### INFORMATION SUPPLIED
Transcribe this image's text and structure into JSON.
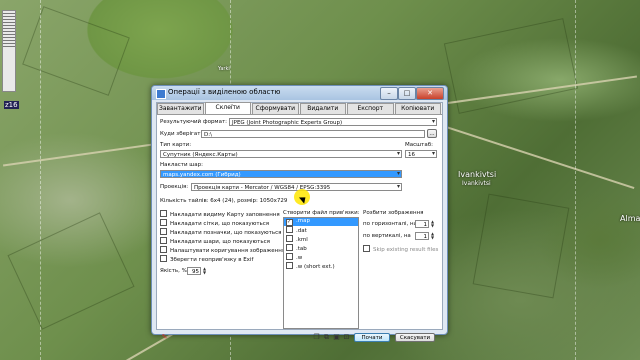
{
  "map": {
    "labels": [
      "Ivankivtsi",
      "Ivankivtsi",
      "Almaze",
      "Yarki"
    ],
    "zoom_label": "z16"
  },
  "dialog": {
    "title": "Операції з виділеною областю",
    "tabs": [
      "Завантажити",
      "Склеїти",
      "Сформувати",
      "Видалити",
      "Експорт",
      "Копіювати"
    ],
    "active_tab": "Склеїти",
    "result_format_label": "Результуючий формат:",
    "result_format_value": "JPEG (Joint Photographic Experts Group)",
    "save_to_label": "Куди зберігати:",
    "save_to_value": "D:\\",
    "browse_label": "...",
    "map_type_label": "Тип карти:",
    "map_type_value": "Супутник (Яндекс.Карты)",
    "scale_label": "Масштаб:",
    "scale_value": "16",
    "overlay_label": "Накласти шар:",
    "overlay_value": "maps.yandex.com (Гибрид)",
    "projection_label": "Проекція:",
    "projection_value": "Проекція карти - Mercator / WGS84 / EPSG:3395",
    "tile_info": "Кількість тайлів: 6x4 (24), розмір: 1050x729",
    "options": [
      {
        "label": "Накладати видиму Карту заповнення",
        "checked": false
      },
      {
        "label": "Накладати сітки, що показуються",
        "checked": false
      },
      {
        "label": "Накладати позначки, що показуються",
        "checked": false
      },
      {
        "label": "Накладати шари, що показуються",
        "checked": false
      },
      {
        "label": "Налаштувати коригування зображення",
        "checked": false
      },
      {
        "label": "Зберегти геоприв'язку в Exif",
        "checked": false
      }
    ],
    "quality_label": "Якість, %",
    "quality_value": "95",
    "georef_label": "Створити файл прив'язки:",
    "georef_items": [
      {
        "label": ".map",
        "checked": true
      },
      {
        "label": ".dat",
        "checked": false
      },
      {
        "label": ".kml",
        "checked": false
      },
      {
        "label": ".tab",
        "checked": false
      },
      {
        "label": ".w",
        "checked": false
      },
      {
        "label": ".w (short ext.)",
        "checked": false
      }
    ],
    "split_label": "Розбити зображення",
    "split_horizontal_label": "по горизонталі, на",
    "split_horizontal_value": "1",
    "split_vertical_label": "по вертикалі, на",
    "split_vertical_value": "1",
    "skip_existing_label": "Skip existing result files",
    "start_button": "Почати",
    "cancel_button": "Скасувати",
    "window_buttons": {
      "minimize": "–",
      "maximize": "□",
      "close": "✕"
    }
  }
}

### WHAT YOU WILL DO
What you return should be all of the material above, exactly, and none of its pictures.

### WORKED SOLUTION
Transcribe this image's text and structure into JSON.
{
  "map": {
    "labels": [
      "Ivankivtsi",
      "Ivankivtsi",
      "Almaze",
      "Yarki"
    ],
    "zoom_label": "z16"
  },
  "dialog": {
    "title": "Операції з виділеною областю",
    "tabs": [
      "Завантажити",
      "Склеїти",
      "Сформувати",
      "Видалити",
      "Експорт",
      "Копіювати"
    ],
    "active_tab": "Склеїти",
    "result_format_label": "Результуючий формат:",
    "result_format_value": "JPEG (Joint Photographic Experts Group)",
    "save_to_label": "Куди зберігати:",
    "save_to_value": "D:\\",
    "browse_label": "...",
    "map_type_label": "Тип карти:",
    "map_type_value": "Супутник (Яндекс.Карты)",
    "scale_label": "Масштаб:",
    "scale_value": "16",
    "overlay_label": "Накласти шар:",
    "overlay_value": "maps.yandex.com (Гибрид)",
    "projection_label": "Проекція:",
    "projection_value": "Проекція карти - Mercator / WGS84 / EPSG:3395",
    "tile_info": "Кількість тайлів: 6x4 (24), розмір: 1050x729",
    "options": [
      {
        "label": "Накладати видиму Карту заповнення",
        "checked": false
      },
      {
        "label": "Накладати сітки, що показуються",
        "checked": false
      },
      {
        "label": "Накладати позначки, що показуються",
        "checked": false
      },
      {
        "label": "Накладати шари, що показуються",
        "checked": false
      },
      {
        "label": "Налаштувати коригування зображення",
        "checked": false
      },
      {
        "label": "Зберегти геоприв'язку в Exif",
        "checked": false
      }
    ],
    "quality_label": "Якість, %",
    "quality_value": "95",
    "georef_label": "Створити файл прив'язки:",
    "georef_items": [
      {
        "label": ".map",
        "checked": true
      },
      {
        "label": ".dat",
        "checked": false
      },
      {
        "label": ".kml",
        "checked": false
      },
      {
        "label": ".tab",
        "checked": false
      },
      {
        "label": ".w",
        "checked": false
      },
      {
        "label": ".w (short ext.)",
        "checked": false
      }
    ],
    "split_label": "Розбити зображення",
    "split_horizontal_label": "по горизонталі, на",
    "split_horizontal_value": "1",
    "split_vertical_label": "по вертикалі, на",
    "split_vertical_value": "1",
    "skip_existing_label": "Skip existing result files",
    "start_button": "Почати",
    "cancel_button": "Скасувати",
    "window_buttons": {
      "minimize": "–",
      "maximize": "□",
      "close": "✕"
    }
  }
}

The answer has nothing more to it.